Writing the specification

As usual, the process starts with a written specification. The specification is a doctest, (which we learned about in Chapters 2 and 3), so the computer can use it to check the implementation. The specification isn't strictly a set of unit tests though the discipline of unit testing has been sacrificed (for the moment) in exchange for making the document more accessible to a human reader. That's a common trade-off, and it's fine as long as you make up for it by also writing unit tests covering...

Time for action testing PID with unittest

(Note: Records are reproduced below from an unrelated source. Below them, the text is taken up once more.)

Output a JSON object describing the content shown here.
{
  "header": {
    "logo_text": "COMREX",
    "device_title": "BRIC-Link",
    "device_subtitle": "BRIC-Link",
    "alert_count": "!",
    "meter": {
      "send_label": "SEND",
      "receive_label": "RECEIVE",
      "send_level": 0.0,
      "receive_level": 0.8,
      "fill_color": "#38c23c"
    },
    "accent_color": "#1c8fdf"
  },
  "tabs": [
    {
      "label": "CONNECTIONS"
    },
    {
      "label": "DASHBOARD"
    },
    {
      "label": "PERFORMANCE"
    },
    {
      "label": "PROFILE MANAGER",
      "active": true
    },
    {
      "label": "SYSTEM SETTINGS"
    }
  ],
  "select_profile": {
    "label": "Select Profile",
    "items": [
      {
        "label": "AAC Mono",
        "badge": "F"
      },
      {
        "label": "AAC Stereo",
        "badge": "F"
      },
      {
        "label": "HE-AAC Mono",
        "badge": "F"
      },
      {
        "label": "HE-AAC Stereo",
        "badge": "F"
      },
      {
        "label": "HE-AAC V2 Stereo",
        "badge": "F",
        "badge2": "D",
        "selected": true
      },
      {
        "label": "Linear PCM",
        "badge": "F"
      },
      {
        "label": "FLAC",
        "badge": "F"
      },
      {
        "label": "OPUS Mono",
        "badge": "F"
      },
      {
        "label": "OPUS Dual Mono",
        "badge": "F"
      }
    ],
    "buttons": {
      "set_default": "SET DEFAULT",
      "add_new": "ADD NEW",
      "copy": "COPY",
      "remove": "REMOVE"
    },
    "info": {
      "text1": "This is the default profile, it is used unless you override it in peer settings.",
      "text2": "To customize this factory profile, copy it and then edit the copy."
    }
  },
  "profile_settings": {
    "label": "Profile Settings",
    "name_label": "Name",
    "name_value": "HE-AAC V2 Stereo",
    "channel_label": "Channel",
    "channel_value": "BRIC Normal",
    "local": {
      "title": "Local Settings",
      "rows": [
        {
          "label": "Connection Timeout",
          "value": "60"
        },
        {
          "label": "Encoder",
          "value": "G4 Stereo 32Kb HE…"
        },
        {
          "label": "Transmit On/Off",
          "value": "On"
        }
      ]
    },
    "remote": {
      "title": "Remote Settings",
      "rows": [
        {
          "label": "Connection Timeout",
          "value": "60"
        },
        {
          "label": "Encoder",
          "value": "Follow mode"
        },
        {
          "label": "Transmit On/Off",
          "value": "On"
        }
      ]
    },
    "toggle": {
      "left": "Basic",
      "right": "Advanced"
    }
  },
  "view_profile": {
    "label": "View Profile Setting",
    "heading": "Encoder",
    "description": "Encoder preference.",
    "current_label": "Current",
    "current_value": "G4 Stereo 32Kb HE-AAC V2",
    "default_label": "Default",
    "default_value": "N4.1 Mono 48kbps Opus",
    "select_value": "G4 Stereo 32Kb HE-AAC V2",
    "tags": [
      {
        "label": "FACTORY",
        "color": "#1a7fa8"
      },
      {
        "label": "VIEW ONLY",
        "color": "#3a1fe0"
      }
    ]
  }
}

We'll revisit the PID class or at least the tests for the PID class from Chapter 3. We'll rewrite the tests so that they operate within the unittest framework. Before moving on, take a moment to refer back to the final version of the pid.txt file from Chapter 3. We'll be implementing the same tests using the unittest framework. 1. Create a new file called test_pid.py in the same directory as pid.py. Notice that this is a .py file unittest tests are pure python source code, rather than being...

Time for action browsing the web with Twill

We'll take Twill for a spin, using its interactive interpreter. 1. Start the interactive Twill interpreter If you're using a version of Python older than 2.6, you won't be able to do a - -user installation, which means you'll need to have write access to the Python installation's site-packages directory. You may notice a couple of warnings about the deprecated md5 module when you start Twill. You may safely ignore them. 2. Get a list of Twill commands. You can get further information about a...

Twill commands

Twill has a number of commands, and so far we've only covered a few of them. In this section you'll find a brief discussion of each of Twill's commands. The help command prints out a list of all of Twill's commands, or tells you the details of a specific command. For example, to get the details of the add_auth command, you should type Help for command add_auth add_auth lt realm gt lt uri gt lt user gt lt passwd gt Add HTTP Basic Authentication information for the given realm uri. If you want to...

Replacing library objects with mocks

Several times, we've seen a need to replace something outside of our own code with a mock object for example, time.time needed to be replaced with something that produced predictable results, in order for the tests on our PID controller to be meaningful. Mocker provides us with a tool to address this common need, and it's quite simple to use. Mocker's mocking contexts contain a method called replace which behaves pretty much like mock from our point of view, but which is able to completely...